7.8/10
8,075
57 user 18 critic

And the Band Played On (1993)

PG-13 | | Drama | TV Movie 11 September 1993
The story of the discovery of the AIDS epidemic and the political infighting of the scientific community hampering the early fight with it.

Director:

Writers:

(book), (teleplay)
Reviews
Popularity
2,674 ( 364)

Watch Now

From $9.99 (SD) on Amazon Video

ON DISC
Nominated for 2 Golden Globes. Another 11 wins & 21 nominations. See more awards »
Edit

Cast

Cast overview, first billed only:
...
...
...
...
...
...
...
...
...
...
...
...
...
...
...
Edit

Storyline

This is the story of the first years of the AIDS epidemic in the United States and focuses on three key elements. Dr. Don Francis, an immunologist with experience in eradicating smallpox and containing the Ebola virus, joins the Centers for Disease Control (CDC) to try and understand just what this disease is. They also have deal with bureaucracy and a government that doesn't seem to care. The gay community in San Francisco is divided on the nature of the disease but also what should be done about it. Finally, the film deals with the rivalry between Dr. Robert Gallo, the American virologist who previously discovered the first retrovirus and his French counterpart at the Pasteur Institute, Dr. Luc Montagnier, that led to disputed claims about who was first to identify the AIDS virus. Written by garykmcd

Plot Summary | Add Synopsis

Plot Keywords:

aids | gay | disease | cdc | death | See All (69) »

Taglines:

A threat no one dared face. A word no one wanted to speak. A fight for many, fought by few.

Genres:

Drama

Certificate:

PG-13 | See all certifications »
Edit

Details

Country:

Language:

| |

Release Date:

11 September 1993 (USA)  »

Also Known As:

...und das Leben geht weiter  »

Filming Locations:


Box Office

Budget:

$8,000,000 (estimated)
 »

Company Credits

Show detailed on  »

Technical Specs

Runtime:

Sound Mix:

|

Color:

Aspect Ratio:

1.85 : 1
See  »
Edit

Did You Know?

Trivia

The real Bill Kraus was in his late 30s when this movie took place.
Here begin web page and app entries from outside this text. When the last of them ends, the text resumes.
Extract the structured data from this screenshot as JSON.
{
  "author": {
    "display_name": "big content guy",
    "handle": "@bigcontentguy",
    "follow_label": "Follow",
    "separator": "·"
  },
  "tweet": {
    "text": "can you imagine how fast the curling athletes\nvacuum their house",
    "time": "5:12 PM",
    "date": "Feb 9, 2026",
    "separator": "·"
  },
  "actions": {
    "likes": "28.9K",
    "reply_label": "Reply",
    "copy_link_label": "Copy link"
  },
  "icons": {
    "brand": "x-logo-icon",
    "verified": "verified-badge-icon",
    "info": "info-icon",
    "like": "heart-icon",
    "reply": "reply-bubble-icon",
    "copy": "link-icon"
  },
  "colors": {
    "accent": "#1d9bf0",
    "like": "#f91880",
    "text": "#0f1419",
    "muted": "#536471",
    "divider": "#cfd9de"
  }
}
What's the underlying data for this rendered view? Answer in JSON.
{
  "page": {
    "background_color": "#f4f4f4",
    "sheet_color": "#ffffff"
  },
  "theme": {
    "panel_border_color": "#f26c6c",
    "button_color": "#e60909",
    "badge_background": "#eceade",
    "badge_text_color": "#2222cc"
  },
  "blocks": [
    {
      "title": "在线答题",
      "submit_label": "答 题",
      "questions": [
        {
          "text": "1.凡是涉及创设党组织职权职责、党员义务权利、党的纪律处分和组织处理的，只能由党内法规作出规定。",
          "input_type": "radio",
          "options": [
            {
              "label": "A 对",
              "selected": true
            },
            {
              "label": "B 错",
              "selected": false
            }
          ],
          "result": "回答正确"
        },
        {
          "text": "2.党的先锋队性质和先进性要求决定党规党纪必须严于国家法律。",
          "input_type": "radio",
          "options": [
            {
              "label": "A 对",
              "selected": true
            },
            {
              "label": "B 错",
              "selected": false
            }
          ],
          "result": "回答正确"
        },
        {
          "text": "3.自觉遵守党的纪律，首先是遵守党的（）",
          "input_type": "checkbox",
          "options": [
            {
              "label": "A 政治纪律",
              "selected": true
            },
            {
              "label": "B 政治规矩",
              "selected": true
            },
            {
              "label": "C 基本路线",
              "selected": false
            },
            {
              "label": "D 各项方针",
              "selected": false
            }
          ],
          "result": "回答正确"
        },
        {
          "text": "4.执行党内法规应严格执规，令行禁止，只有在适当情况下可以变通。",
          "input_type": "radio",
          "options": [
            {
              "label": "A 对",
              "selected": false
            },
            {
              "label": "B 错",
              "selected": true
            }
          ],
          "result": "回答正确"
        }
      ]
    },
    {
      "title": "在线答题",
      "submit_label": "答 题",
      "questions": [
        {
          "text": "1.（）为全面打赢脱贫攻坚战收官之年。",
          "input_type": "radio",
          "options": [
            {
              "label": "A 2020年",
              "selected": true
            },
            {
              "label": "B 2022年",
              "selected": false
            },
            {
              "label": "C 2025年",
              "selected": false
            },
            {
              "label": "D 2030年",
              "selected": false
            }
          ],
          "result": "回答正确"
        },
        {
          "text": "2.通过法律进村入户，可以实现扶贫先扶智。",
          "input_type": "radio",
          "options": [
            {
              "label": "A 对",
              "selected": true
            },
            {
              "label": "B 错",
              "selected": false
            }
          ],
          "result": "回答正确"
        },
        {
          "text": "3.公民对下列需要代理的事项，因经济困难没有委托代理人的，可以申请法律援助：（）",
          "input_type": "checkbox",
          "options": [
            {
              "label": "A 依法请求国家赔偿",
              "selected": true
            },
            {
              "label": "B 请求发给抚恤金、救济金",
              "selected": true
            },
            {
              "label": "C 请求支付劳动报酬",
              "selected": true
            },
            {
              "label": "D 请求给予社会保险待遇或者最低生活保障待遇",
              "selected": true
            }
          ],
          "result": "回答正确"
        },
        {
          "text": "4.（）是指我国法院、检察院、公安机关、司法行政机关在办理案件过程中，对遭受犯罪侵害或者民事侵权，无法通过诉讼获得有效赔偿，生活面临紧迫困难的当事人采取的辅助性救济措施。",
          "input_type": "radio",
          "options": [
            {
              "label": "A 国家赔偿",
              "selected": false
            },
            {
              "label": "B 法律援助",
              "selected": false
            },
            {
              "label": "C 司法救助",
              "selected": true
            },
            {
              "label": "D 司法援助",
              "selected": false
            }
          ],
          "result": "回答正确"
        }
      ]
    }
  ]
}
Ian McKellen, who plays Kraus in this movie, was 54 at the time of filming. See more »

Goofs

One scene opens in New York City, in January 1985. The shot is a fly-by of the Statue of Liberty. But in 1985, the Statue was surrounded by scaffolding. See more »

Quotes

Dr. Don Francis: How many dead hemophiliacs do you need? How many people have to die to make it cost efficient for you people to do something about it? A hundred? A thousand? Give us a number so we won't annoy you again until the amount of money you begin spending on LAWSUITS makes it more PROFITABLE for you to save people, than to kill them!
See more »

Connections

Referenced in The Unauthorized Melrose Place Story (2015) See more »

Soundtracks

Play the Game
Written by Freddie Mercury
Performed by Queen
See more »

Frequently Asked Questions

This FAQ is empty. Add the first question.

User Reviews

 
Awesome book and movie.
5 March 2006 | by (Phx, AZ) – See all my reviews

I read this book in high school in the late 80's just as it was released. The book was excellent and gave a great educational lesson on HIV and AIDS. The movie was just as good. I was really touched at the end when "The last song" by Elton John was playing. The movie gave a great time-line of the virus.

It is so terrifying to think AIDS has actually been around since probably 1959 when a blood sample from a man from the Congo had died of a mysterious illness, and tests run on the blood sample today showed he did indeed have AIDS. The movie was very touching, this whole topic leaves a lump in my throat. I was 13 when AIDS had started making the news and in 1985 or 1986 my dad had a blood transfusion. We spend months worrying if he had contracted HIV. Thank god he got clean blood and he dodged a bullet, unlike the 25,000 people in the 70 and 80's who received tainted blood.

I got teary eyed when an HIV+ guy in the movie says "This is not a political issue. This is a health issue. This is not a gay issue. This is a human issue. And I do not intend to be defeated by it. I came here today in the hope that my epitaph would not read that I died of red tape."

The predictions were accurate. The scientists predicted there would be 40 million people worldwide infected with HIV by the turn of the century and that number has proved to be pretty much dead on, literally.


40 of 43 people found this review helpful.  Was this review helpful to you?

Contribute to This Page